Items from an interface collection
****

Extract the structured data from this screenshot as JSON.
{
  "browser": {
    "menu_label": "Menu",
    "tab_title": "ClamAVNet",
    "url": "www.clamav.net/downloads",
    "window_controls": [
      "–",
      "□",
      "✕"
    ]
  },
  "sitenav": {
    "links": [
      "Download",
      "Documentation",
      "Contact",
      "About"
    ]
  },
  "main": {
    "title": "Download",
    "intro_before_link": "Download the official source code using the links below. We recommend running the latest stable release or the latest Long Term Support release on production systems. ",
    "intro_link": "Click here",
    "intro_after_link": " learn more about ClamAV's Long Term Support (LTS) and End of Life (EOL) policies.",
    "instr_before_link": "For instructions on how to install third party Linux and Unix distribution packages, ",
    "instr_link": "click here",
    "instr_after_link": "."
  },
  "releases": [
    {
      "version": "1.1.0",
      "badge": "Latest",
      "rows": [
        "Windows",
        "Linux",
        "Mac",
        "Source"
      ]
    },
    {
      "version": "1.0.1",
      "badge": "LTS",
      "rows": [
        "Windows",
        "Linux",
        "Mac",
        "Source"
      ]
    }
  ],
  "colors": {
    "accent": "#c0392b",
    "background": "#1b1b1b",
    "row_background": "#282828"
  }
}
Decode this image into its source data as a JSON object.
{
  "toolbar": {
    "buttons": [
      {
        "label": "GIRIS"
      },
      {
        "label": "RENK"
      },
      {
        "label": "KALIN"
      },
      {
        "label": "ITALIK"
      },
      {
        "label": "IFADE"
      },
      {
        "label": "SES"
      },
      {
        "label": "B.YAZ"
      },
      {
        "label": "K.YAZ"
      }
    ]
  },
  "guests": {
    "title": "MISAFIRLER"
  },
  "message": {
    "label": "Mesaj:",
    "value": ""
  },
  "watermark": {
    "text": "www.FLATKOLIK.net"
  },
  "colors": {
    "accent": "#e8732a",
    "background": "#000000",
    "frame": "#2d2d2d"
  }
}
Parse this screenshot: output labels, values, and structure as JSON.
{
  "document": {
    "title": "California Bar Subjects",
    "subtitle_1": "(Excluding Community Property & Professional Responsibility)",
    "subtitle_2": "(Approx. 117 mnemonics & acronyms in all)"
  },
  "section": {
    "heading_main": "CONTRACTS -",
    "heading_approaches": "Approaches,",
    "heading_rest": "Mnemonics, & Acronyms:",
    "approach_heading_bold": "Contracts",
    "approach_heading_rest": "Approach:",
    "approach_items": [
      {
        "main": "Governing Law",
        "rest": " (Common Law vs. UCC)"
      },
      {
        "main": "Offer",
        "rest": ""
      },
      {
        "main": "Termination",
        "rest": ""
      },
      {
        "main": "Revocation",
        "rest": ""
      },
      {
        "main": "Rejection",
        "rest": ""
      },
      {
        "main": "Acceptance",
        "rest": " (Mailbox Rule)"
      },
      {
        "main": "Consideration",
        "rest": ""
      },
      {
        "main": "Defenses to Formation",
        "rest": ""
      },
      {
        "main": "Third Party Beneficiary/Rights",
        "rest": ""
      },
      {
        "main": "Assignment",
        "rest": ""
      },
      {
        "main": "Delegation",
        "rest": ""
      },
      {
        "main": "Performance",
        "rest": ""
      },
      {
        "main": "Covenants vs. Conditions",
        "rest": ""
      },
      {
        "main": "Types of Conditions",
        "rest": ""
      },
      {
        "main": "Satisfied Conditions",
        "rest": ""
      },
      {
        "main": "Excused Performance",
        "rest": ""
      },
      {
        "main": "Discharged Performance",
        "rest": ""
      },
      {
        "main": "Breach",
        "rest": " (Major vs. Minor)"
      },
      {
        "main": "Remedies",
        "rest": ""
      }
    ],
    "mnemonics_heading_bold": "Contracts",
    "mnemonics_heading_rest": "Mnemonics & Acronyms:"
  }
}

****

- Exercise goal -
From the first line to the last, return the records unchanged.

- Response -
Extract the structured data from this screenshot as JSON.
{
  "browser": {
    "menu_label": "Menu",
    "tab_title": "ClamAVNet",
    "url": "www.clamav.net/downloads",
    "window_controls": [
      "–",
      "□",
      "✕"
    ]
  },
  "sitenav": {
    "links": [
      "Download",
      "Documentation",
      "Contact",
      "About"
    ]
  },
  "main": {
    "title": "Download",
    "intro_before_link": "Download the official source code using the links below. We recommend running the latest stable release or the latest Long Term Support release on production systems. ",
    "intro_link": "Click here",
    "intro_after_link": " learn more about ClamAV's Long Term Support (LTS) and End of Life (EOL) policies.",
    "instr_before_link": "For instructions on how to install third party Linux and Unix distribution packages, ",
    "instr_link": "click here",
    "instr_after_link": "."
  },
  "releases": [
    {
      "version": "1.1.0",
      "badge": "Latest",
      "rows": [
        "Windows",
        "Linux",
        "Mac",
        "Source"
      ]
    },
    {
      "version": "1.0.1",
      "badge": "LTS",
      "rows": [
        "Windows",
        "Linux",
        "Mac",
        "Source"
      ]
    }
  ],
  "colors": {
    "accent": "#c0392b",
    "background": "#1b1b1b",
    "row_background": "#282828"
  }
}
Decode this image into its source data as a JSON object.
{
  "toolbar": {
    "buttons": [
      {
        "label": "GIRIS"
      },
      {
        "label": "RENK"
      },
      {
        "label": "KALIN"
      },
      {
        "label": "ITALIK"
      },
      {
        "label": "IFADE"
      },
      {
        "label": "SES"
      },
      {
        "label": "B.YAZ"
      },
      {
        "label": "K.YAZ"
      }
    ]
  },
  "guests": {
    "title": "MISAFIRLER"
  },
  "message": {
    "label": "Mesaj:",
    "value": ""
  },
  "watermark": {
    "text": "www.FLATKOLIK.net"
  },
  "colors": {
    "accent": "#e8732a",
    "background": "#000000",
    "frame": "#2d2d2d"
  }
}
Parse this screenshot: output labels, values, and structure as JSON.
{
  "document": {
    "title": "California Bar Subjects",
    "subtitle_1": "(Excluding Community Property & Professional Responsibility)",
    "subtitle_2": "(Approx. 117 mnemonics & acronyms in all)"
  },
  "section": {
    "heading_main": "CONTRACTS -",
    "heading_approaches": "Approaches,",
    "heading_rest": "Mnemonics, & Acronyms:",
    "approach_heading_bold": "Contracts",
    "approach_heading_rest": "Approach:",
    "approach_items": [
      {
        "main": "Governing Law",
        "rest": " (Common Law vs. UCC)"
      },
      {
        "main": "Offer",
        "rest": ""
      },
      {
        "main": "Termination",
        "rest": ""
      },
      {
        "main": "Revocation",
        "rest": ""
      },
      {
        "main": "Rejection",
        "rest": ""
      },
      {
        "main": "Acceptance",
        "rest": " (Mailbox Rule)"
      },
      {
        "main": "Consideration",
        "rest": ""
      },
      {
        "main": "Defenses to Formation",
        "rest": ""
      },
      {
        "main": "Third Party Beneficiary/Rights",
        "rest": ""
      },
      {
        "main": "Assignment",
        "rest": ""
      },
      {
        "main": "Delegation",
        "rest": ""
      },
      {
        "main": "Performance",
        "rest": ""
      },
      {
        "main": "Covenants vs. Conditions",
        "rest": ""
      },
      {
        "main": "Types of Conditions",
        "rest": ""
      },
      {
        "main": "Satisfied Conditions",
        "rest": ""
      },
      {
        "main": "Excused Performance",
        "rest": ""
      },
      {
        "main": "Discharged Performance",
        "rest": ""
      },
      {
        "main": "Breach",
        "rest": " (Major vs. Minor)"
      },
      {
        "main": "Remedies",
        "rest": ""
      }
    ],
    "mnemonics_heading_bold": "Contracts",
    "mnemonics_heading_rest": "Mnemonics & Acronyms:"
  }
}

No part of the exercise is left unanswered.